According to Damle, modaks started replacing laddoos as Ganpati’s favourite food around the late 19th century. Steamed modaks were considered superior to the fried ones because the former was assumed to be a mark of affluence, class and taste. Steamed modaks are prevalent in Konkan and in Pune, while fried modaks are common in Marathwada and Vidharbha regions.”
He adds, “Kheer, and ladoos would be offered to God and then served to the priests and the common public. Kheer is the favourite dish of the Mooshaka, the vehicle of Lord Ganpati, and it was believed that it should not be accompanied by any dessert other than laddoos, which are Ganpati’s favourite.”
Apart from modaks, the moon-shaped semi-circular Karanji (karjikai in Kannada), or Neuros in Konkani, is yet, another sweet eaten across India during the festival.
On Anant Chaturdashi, the last day of Chaturthi, in Maharashtra, Kairichi vaatli daal (tempered, ground dal mixed with grated raw mango), dadpe pohe (tempered rice flakes), and karanji, were traditionally offered to the deity, and then, visitors.
In Andhra Pradesh and Telangana, modak, laddu, vundrallu (steamed coarsely ground rice-flour balls), panakam (a jaggery, pepper and cardamom drink) and a moong dal vadapappu are served.
Panchakajjaya – dried coconut powdered and mixed with cooked Bengal gram, sugar, ghee and sesame – is a must for Chaturthi in Karnataka. Local delicacies – both sweet and savoury, like Modakam, Kosambari, Gojju, Mosaru Bhajji and a variety of Payasams – are offered on a banana leaf. Halu holige or hal obbattu – made with maida, poppy seeds, cashew, almond, coconut, milk and sugar – is also prepared.

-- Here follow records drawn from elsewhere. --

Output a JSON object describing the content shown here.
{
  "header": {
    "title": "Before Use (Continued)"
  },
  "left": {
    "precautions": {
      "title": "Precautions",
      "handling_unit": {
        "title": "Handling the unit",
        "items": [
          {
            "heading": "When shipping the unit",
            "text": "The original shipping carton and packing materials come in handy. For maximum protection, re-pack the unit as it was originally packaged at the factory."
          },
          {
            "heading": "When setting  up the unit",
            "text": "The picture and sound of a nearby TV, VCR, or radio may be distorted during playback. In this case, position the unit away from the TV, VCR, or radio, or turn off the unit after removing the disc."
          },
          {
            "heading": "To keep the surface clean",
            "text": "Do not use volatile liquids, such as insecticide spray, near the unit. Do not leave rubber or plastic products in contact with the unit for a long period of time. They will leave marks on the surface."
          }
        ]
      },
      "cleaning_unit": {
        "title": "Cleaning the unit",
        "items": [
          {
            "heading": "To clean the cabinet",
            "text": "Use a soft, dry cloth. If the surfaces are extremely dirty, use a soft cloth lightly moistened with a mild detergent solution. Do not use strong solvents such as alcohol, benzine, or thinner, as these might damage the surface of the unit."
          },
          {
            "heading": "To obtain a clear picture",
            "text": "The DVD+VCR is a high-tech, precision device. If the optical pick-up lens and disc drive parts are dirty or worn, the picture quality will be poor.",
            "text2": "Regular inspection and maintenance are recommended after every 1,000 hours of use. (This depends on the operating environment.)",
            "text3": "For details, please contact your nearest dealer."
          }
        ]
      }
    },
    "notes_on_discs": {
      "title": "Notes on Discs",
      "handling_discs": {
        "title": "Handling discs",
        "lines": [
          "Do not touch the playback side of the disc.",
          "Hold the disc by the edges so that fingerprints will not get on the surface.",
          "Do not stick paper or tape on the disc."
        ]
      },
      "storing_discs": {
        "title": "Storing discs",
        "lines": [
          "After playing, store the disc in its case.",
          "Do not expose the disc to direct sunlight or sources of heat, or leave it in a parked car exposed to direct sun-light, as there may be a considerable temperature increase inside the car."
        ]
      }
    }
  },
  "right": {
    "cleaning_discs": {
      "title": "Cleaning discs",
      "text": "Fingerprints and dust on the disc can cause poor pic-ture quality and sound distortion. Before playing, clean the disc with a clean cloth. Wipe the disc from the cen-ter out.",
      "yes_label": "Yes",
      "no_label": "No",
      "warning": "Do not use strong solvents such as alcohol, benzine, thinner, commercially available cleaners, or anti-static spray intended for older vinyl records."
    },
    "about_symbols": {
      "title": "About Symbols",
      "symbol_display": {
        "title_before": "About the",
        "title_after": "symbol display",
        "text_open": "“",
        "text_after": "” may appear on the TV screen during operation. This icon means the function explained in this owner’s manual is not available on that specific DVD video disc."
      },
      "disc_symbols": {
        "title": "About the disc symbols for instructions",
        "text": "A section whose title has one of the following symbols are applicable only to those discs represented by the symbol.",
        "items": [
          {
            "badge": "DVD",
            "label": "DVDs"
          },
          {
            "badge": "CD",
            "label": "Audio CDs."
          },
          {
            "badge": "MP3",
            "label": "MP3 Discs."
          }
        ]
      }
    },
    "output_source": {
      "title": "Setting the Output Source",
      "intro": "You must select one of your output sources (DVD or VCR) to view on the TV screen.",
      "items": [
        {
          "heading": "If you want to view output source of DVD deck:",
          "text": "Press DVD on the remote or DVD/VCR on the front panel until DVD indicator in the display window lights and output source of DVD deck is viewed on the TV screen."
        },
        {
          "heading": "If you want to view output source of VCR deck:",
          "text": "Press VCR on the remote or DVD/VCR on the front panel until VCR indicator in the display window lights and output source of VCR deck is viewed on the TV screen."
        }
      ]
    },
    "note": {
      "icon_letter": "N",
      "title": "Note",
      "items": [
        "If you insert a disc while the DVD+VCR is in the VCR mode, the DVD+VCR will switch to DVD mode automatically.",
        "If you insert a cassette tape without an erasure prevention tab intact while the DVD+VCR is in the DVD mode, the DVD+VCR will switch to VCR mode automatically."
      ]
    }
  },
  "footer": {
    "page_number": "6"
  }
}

According to Amol Dessai, a Goa-based chef and restaurateur, the menu for all five days of Ganesh Chaturthi is based on the ingredients which are grown locally and easily available. Basically, the food offered to Ganesha, prepared during these days, is a form of thanksgiving, for the abundant produce which is grown naturally during this period in villages.
In Goa, Ganesh Chaturthi or Chovoth, begins a day before Chaturthi with ‘Tay’, which is dedicated to the worship of Goddess Gauri. “Patoleyo, a rice paste, spread on a turmeric leaf and filled with a jaggery, fresh coconut, dal and cardamom mixture and then steamed, is a must. Next day, when Ganesha enters home, he is offered a naivedya of 21 steamed modaks – his favourite food. Khatkhate (a curry made with coconut extract and almost 21 vegetables including breadfruit, ridge gourd, raw papaya, pumpkin, snake gourd, raw banana), is cooked,” says Dessai.
He adds, “On the second day, a bhaji is made using five leafy vegetables – Tambdi bhaji (red amaranth), valichi pana (Madras spinach), muskachi bhaji (moringa leaves), Taikilo (a local leafy vegetable) and colocasia leaves. This is paired with a rice bhakri. On the third day, it is Shirvolyo (rice idiyappam) with a sweet coconut extract, jaggery and cardamom.
In some homes, a small rice dosa ( ghavan ) is prepared and topped with fresh coconut and jaggery. On day four, a dish called Bhatacho (rice) uffar, made by steaming rice, tur dal, jaggery and grated coconut, is served. The fifth day – Mhamne – witnesses a spread, as per the family’s choice.”The prasad, prepared by using five items called panchkhadya, is distributed to people during Visarjan, and with that, the festivities of Ganeshotsav draw to an end.